Extremely disturbing reports of anti-Israeli sentiments spilling over into generalized attacks in France have been coming in lately. This is completely unacceptable. The just cause of the Palestinian people is about occupation of their land by Zionists and all Jews are by no means responsible for the brutality that Israel is exhibiting in its attacks on Gaza, sparing no one and even specifically targeting small children. This is not a religious or a racial issue but one of political justice. Let us make no mistake that any attempt to make it into either a religious or race issue will only harm the Palestinian cause in the long run. Here is an extract from a report in Huffington Post:
France’s politicians and community leaders have criticised the “intolerable” violence against Paris’ Jewish community, after a pro-Palestinian rally led to the vandalizing and looting of Jewish businesses and the burning of cars.
It is the third time in a week where pro-Palestinian activists have clashed with the city’s Jewish residents. On Sunday, locals reported chats of “Gas the Jews” and “Kill the Jews”, as rioters attacked businesses in the Sarcelles district, known as “little Jerusalem”…
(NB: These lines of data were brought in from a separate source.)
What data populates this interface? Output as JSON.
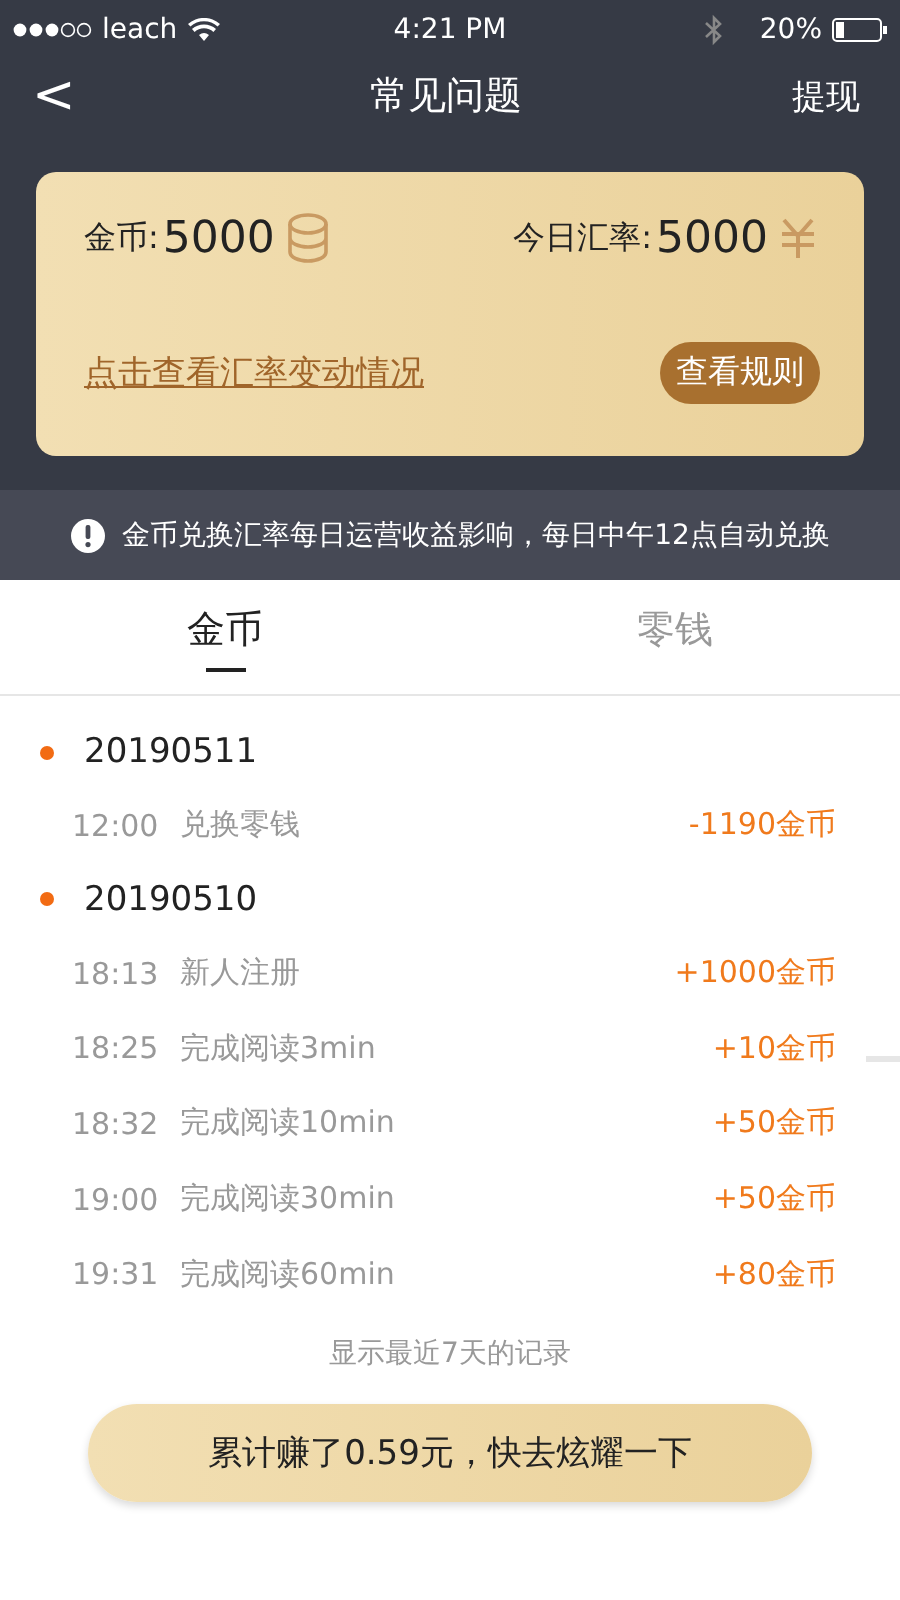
{
  "status_bar": {
    "carrier": "leach",
    "time": "4:21 PM",
    "battery": "20%"
  },
  "nav": {
    "back": "<",
    "title": "常见问题",
    "action": "提现"
  },
  "card": {
    "coins_label": "金币:",
    "coins": "5000",
    "rate_label": "今日汇率:",
    "rate": "5000",
    "link": "点击查看汇率变动情况",
    "rules_button": "查看规则"
  },
  "notice": "金币兑换汇率每日运营收益影响，每日中午12点自动兑换",
  "tabs": [
    {
      "label": "金币",
      "selected": true
    },
    {
      "label": "零钱",
      "selected": false
    }
  ],
  "groups": [
    {
      "date": "20190511",
      "items": [
        {
          "time": "12:00",
          "desc": "兑换零钱",
          "amount": "-1190金币"
        }
      ]
    },
    {
      "date": "20190510",
      "items": [
        {
          "time": "18:13",
          "desc": "新人注册",
          "amount": "+1000金币"
        },
        {
          "time": "18:25",
          "desc": "完成阅读3min",
          "amount": "+10金币"
        },
        {
          "time": "18:32",
          "desc": "完成阅读10min",
          "amount": "+50金币"
        },
        {
          "time": "19:00",
          "desc": "完成阅读30min",
          "amount": "+50金币"
        },
        {
          "time": "19:31",
          "desc": "完成阅读60min",
          "amount": "+80金币"
        }
      ]
    }
  ],
  "footer_note": "显示最近7天的记录",
  "share_button": "累计赚了0.59元，快去炫耀一下"
}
Religious leaders gathered for an interfaith service on Monday to call for calm, and Haim Korsia, the chief rabbi of France, and Hassen Chalghoumi, the imam of Drancy shook hands on the steps of the synagogue. Read the full report here
That said, it also needs to be underlined that in this no-holds-barred war, Zionists themselves have been keen and eager to see that the anti-Zionist feeling is transformed rapidly into an anti-Semitic one. Thus Mondoweiss published a Youtube video along with a report that showed that the attack on the synagogue was actually provoked by members of the Jewish Defense League. Mondoweiss’ story has since been confirmed by the President of the Synagogue de la Roquette. His words:
In an interview broadcast Friday on the 24-hour news channel i-Télé, Serge Benhaïm said that there was “not a single projectile thrown at the synagogue” and that “at no moment, were we ever physically in danger.” (“Pas un seul projectile lancé sur la synagogue”. “A aucun moment, nous n’avons été physiquement en danger.”)
While Benhaïm did not describe the street fight outside as resulting from a JDL “provocation”, he did say that the extremist group smashed up a cafe on Rue de la Roquette (“le président de la synagogue de la rue de la Roquette confirme également que la LDJ a ‘cassé des chaises et des tables’) in order to confront pro-Palestinian demonstrators (“pour aller livrer ce face-à-face”). He added that he did not condone the action, and described the JDL as having a “bad reputation” using a French phrase – “une renommée un peu sulfureuse — that is not done justice by a literal translation. Read the full Mondoweiss report here.
There will be – as there are – desperate attempts to drown the groundswell of anti-Israeli sentiment in a flood of outcries of anti-Semitism, by all interested quarters. There is need therefore to see that no quarter is yielded to those who wish to transform the present mood of anti-Zionism into anti-Semitism.